In case you’re wondering, I will be using a stock 18-speed Huffy mountain bike that’s at least 18 years old at the time of this post. It will be outfitted with military surplus Alice packs I already own attached to the rear instead of the more modern Panniers for carrying the items I will need for my journey, and discount store water bottles/mounts attached to the seat and down tubes. I haven’t decided yet whether to attach a tire pumpI already own to the forward portion of the top tube or store it in one of the packs. It had been near the seat, but was not as handy to access while on the move as it may seem . Yep, my bike will have more drag, be heavier, and nowhere near as pleasing to the eye as many of the other bikes I’ll meet on the road, but it will be uniquely mine.
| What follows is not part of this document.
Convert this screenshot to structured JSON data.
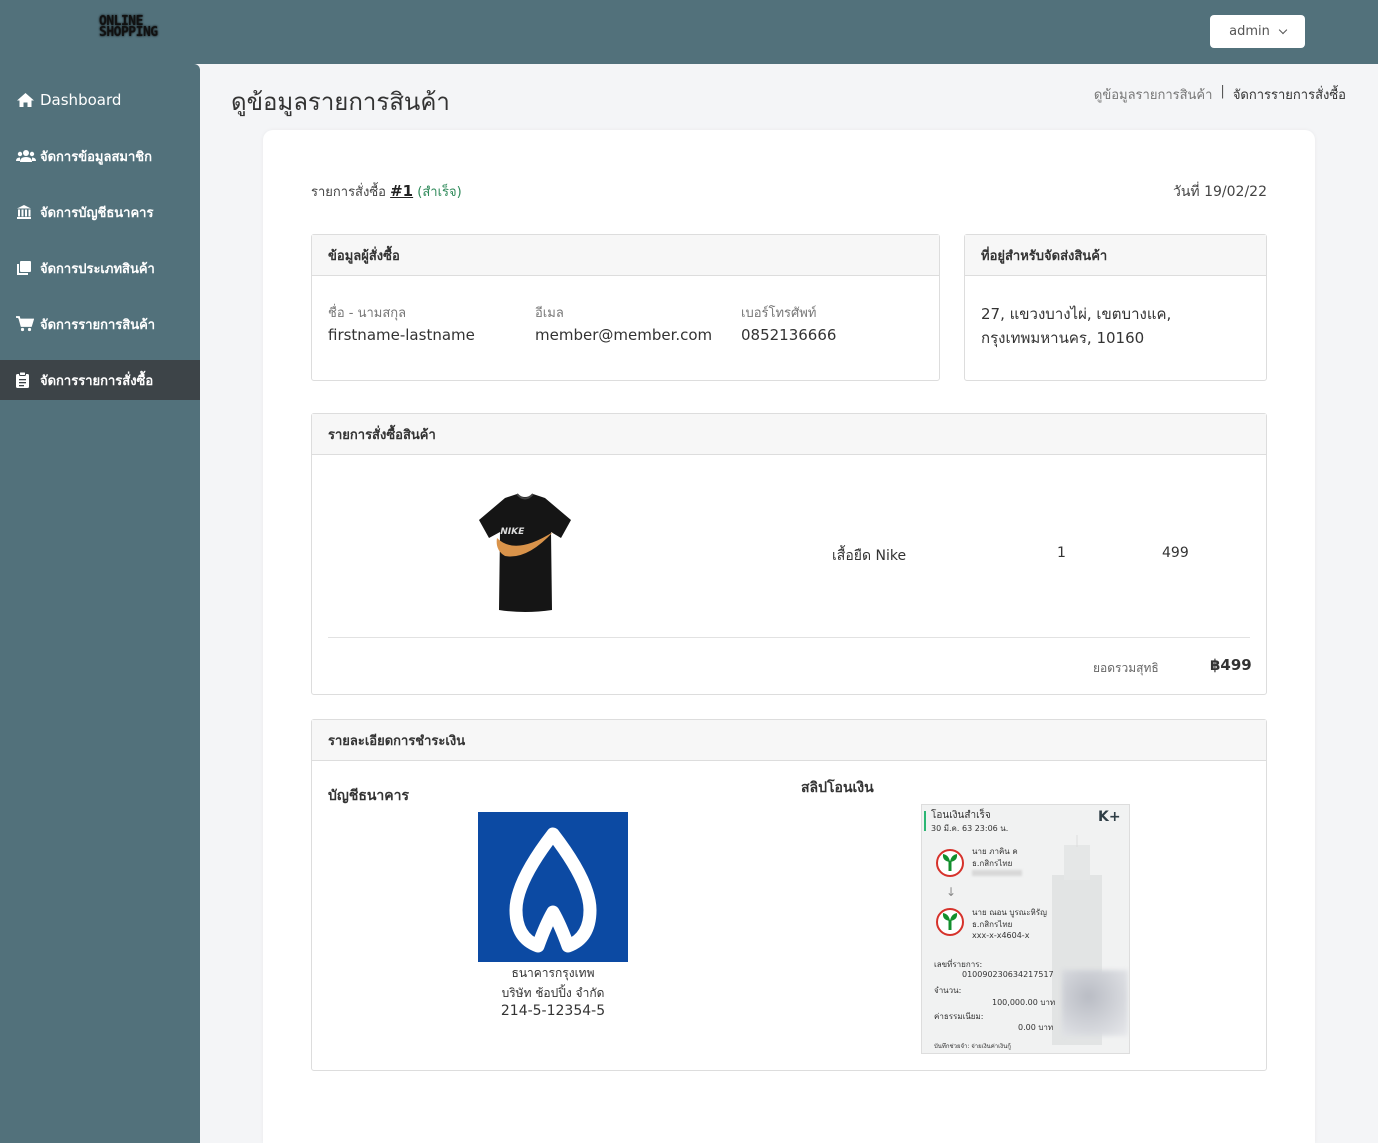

I seriously doubt you’ll see another one like it on the road, OR in the junk yard. lol Most of the more experienced touring or racing cyclists can’t honestly claim uniqueness for their bikes. Sure, their bike may be the newest, lightest, fastest, and most aerodynamic model available but aside from its color and possibly a different type of pedal, grip, or other such item than it came with, the bike itself will be just like a thousand other bikes out there unless it’s custom-built to their specifications. I don’t care about all that. Don’t get me wrong, I’m not knocking the newer bikes, or those that ride them. If that’s what you have or want, great! It’s just not my personal style or preference. When I schedule rides, every one of all ages, sex, race, bike style, etc. are always welcome. To use an old cliché… the more the merrier. Ok, I’ll admit that sometimes I daydream about getting a new bike that’s hassle free, shiny, and comes with a warranty, but then I realize it’s just the new bike smell getting to me. 😉 After all, what’s better than a bike that’s paid for, a classic, and uniquely you??? 😀